Please be sure to attend the 35th Anniversary Reception in celebration of the society's special anniversary year, which will take place the evening of Saturday, Nov. 14, at the National Museum of American History. This will be an amazing night of Washington D.C. fun and frolic and you will be able to celebrate 35 years of immense dedication to discovery and application of cancer immunotherapy with your colleagues in an impressive museum, and the night will include heavy hors d'oeuvres, drinks and dancing. Purchase your tickets through your SITC 2020 registration.

As outstanding research is a perennial highlight at our Annual Meeting, we hope you'll submit your work for consideration as an oral or poster abstract presentation. Submissions are now open for regular abstract and late-breaking abstract applications.

In celebration of our 35th anniversary, SITC will offer 35 Young Investigator Awards, all recognizing excellence in novel research and providing young investigators with the experience necessary for successful careers. SITC is also accepting research applications on immune checkpoint inhibitor resistance or failure for the opportunity to present during SITC 2020's Immunotherapy Resistance and Failure Pre-Conference Program.
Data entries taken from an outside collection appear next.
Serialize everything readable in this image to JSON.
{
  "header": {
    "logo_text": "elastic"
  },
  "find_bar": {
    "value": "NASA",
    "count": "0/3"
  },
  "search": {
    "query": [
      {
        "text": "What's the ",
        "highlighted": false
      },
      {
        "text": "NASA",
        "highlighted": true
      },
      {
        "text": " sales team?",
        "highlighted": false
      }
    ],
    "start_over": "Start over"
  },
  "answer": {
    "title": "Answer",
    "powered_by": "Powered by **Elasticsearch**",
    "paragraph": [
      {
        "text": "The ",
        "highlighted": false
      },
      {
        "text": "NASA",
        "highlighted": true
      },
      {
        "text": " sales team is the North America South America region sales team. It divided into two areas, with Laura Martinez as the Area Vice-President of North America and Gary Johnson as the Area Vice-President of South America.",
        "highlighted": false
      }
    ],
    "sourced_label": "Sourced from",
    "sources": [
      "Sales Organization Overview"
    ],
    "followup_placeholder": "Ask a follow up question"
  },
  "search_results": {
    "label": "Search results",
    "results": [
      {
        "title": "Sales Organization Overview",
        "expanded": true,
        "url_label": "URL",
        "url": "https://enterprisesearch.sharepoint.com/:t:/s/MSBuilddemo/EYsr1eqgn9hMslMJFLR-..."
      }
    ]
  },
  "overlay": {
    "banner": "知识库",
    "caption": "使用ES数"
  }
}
We've covered only a small portion of the agenda that will make SITC 2020 another remarkable Annual Meeting. I will continue to provide updates about programing as the year progresses. Meanwhile, for those who have not yet signed up for a SITC membership in 2020, please do so now to receive access to the exclusive SITC 2020 members-only registration period and access to housing. Public registration opens on April 20. Click here to learn more about SITC 2020 registration or continue reading this month's edition of the Immune Monitor.

I look forward to seeing in National Harbor this Nov. 10–15 for SITC 2020.

Mario Sznol, MD
SITC President